*Directions*.
Every word of the listing must be returned. Retype it exactly.

*** Exercise material Section Begins ***

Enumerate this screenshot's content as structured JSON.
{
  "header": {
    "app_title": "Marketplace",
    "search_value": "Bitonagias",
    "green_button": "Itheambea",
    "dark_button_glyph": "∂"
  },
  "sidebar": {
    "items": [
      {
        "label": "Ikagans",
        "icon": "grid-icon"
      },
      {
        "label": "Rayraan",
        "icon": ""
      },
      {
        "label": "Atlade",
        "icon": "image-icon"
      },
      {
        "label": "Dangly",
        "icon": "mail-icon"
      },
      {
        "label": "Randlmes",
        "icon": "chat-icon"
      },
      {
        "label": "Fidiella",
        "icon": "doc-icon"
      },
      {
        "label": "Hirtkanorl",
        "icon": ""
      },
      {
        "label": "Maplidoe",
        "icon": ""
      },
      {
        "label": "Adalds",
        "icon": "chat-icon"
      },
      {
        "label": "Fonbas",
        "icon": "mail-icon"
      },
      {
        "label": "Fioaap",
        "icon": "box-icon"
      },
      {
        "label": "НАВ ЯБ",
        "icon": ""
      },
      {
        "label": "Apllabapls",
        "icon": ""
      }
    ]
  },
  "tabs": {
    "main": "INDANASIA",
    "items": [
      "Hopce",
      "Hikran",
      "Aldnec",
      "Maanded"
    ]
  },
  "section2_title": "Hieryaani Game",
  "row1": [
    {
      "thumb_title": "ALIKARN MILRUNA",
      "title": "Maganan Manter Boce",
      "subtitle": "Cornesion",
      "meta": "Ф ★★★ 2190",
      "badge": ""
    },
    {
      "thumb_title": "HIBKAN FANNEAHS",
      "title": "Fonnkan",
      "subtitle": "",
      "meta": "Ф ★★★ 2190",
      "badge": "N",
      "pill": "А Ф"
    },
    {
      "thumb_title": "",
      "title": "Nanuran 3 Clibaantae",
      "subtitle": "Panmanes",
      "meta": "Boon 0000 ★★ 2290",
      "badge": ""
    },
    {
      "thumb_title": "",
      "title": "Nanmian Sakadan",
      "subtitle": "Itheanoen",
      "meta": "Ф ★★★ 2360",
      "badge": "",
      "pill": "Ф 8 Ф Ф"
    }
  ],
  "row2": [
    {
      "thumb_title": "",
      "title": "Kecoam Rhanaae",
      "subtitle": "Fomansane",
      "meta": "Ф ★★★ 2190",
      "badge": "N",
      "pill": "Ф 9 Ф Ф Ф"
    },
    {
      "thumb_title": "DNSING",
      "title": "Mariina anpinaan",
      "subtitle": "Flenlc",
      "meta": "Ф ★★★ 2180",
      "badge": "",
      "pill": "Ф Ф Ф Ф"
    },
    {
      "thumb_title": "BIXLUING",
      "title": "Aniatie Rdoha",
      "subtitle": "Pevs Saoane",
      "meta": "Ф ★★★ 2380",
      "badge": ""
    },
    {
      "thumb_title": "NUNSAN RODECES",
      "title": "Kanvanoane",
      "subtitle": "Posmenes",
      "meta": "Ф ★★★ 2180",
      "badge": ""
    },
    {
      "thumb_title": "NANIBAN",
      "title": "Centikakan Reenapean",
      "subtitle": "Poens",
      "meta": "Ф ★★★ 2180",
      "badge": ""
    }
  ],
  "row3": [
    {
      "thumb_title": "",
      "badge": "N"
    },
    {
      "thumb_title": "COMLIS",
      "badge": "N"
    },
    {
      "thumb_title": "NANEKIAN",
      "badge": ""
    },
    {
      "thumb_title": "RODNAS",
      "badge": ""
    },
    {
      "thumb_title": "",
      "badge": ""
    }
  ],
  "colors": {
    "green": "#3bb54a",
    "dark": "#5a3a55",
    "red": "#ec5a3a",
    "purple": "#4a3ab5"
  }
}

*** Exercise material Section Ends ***

*Expected output*.
Enumerate this screenshot's content as structured JSON.
{
  "header": {
    "app_title": "Marketplace",
    "search_value": "Bitonagias",
    "green_button": "Itheambea",
    "dark_button_glyph": "∂"
  },
  "sidebar": {
    "items": [
      {
        "label": "Ikagans",
        "icon": "grid-icon"
      },
      {
        "label": "Rayraan",
        "icon": ""
      },
      {
        "label": "Atlade",
        "icon": "image-icon"
      },
      {
        "label": "Dangly",
        "icon": "mail-icon"
      },
      {
        "label": "Randlmes",
        "icon": "chat-icon"
      },
      {
        "label": "Fidiella",
        "icon": "doc-icon"
      },
      {
        "label": "Hirtkanorl",
        "icon": ""
      },
      {
        "label": "Maplidoe",
        "icon": ""
      },
      {
        "label": "Adalds",
        "icon": "chat-icon"
      },
      {
        "label": "Fonbas",
        "icon": "mail-icon"
      },
      {
        "label": "Fioaap",
        "icon": "box-icon"
      },
      {
        "label": "НАВ ЯБ",
        "icon": ""
      },
      {
        "label": "Apllabapls",
        "icon": ""
      }
    ]
  },
  "tabs": {
    "main": "INDANASIA",
    "items": [
      "Hopce",
      "Hikran",
      "Aldnec",
      "Maanded"
    ]
  },
  "section2_title": "Hieryaani Game",
  "row1": [
    {
      "thumb_title": "ALIKARN MILRUNA",
      "title": "Maganan Manter Boce",
      "subtitle": "Cornesion",
      "meta": "Ф ★★★ 2190",
      "badge": ""
    },
    {
      "thumb_title": "HIBKAN FANNEAHS",
      "title": "Fonnkan",
      "subtitle": "",
      "meta": "Ф ★★★ 2190",
      "badge": "N",
      "pill": "А Ф"
    },
    {
      "thumb_title": "",
      "title": "Nanuran 3 Clibaantae",
      "subtitle": "Panmanes",
      "meta": "Boon 0000 ★★ 2290",
      "badge": ""
    },
    {
      "thumb_title": "",
      "title": "Nanmian Sakadan",
      "subtitle": "Itheanoen",
      "meta": "Ф ★★★ 2360",
      "badge": "",
      "pill": "Ф 8 Ф Ф"
    }
  ],
  "row2": [
    {
      "thumb_title": "",
      "title": "Kecoam Rhanaae",
      "subtitle": "Fomansane",
      "meta": "Ф ★★★ 2190",
      "badge": "N",
      "pill": "Ф 9 Ф Ф Ф"
    },
    {
      "thumb_title": "DNSING",
      "title": "Mariina anpinaan",
      "subtitle": "Flenlc",
      "meta": "Ф ★★★ 2180",
      "badge": "",
      "pill": "Ф Ф Ф Ф"
    },
    {
      "thumb_title": "BIXLUING",
      "title": "Aniatie Rdoha",
      "subtitle": "Pevs Saoane",
      "meta": "Ф ★★★ 2380",
      "badge": ""
    },
    {
      "thumb_title": "NUNSAN RODECES",
      "title": "Kanvanoane",
      "subtitle": "Posmenes",
      "meta": "Ф ★★★ 2180",
      "badge": ""
    },
    {
      "thumb_title": "NANIBAN",
      "title": "Centikakan Reenapean",
      "subtitle": "Poens",
      "meta": "Ф ★★★ 2180",
      "badge": ""
    }
  ],
  "row3": [
    {
      "thumb_title": "",
      "badge": "N"
    },
    {
      "thumb_title": "COMLIS",
      "badge": "N"
    },
    {
      "thumb_title": "NANEKIAN",
      "badge": ""
    },
    {
      "thumb_title": "RODNAS",
      "badge": ""
    },
    {
      "thumb_title": "",
      "badge": ""
    }
  ],
  "colors": {
    "green": "#3bb54a",
    "dark": "#5a3a55",
    "red": "#ec5a3a",
    "purple": "#4a3ab5"
  }
}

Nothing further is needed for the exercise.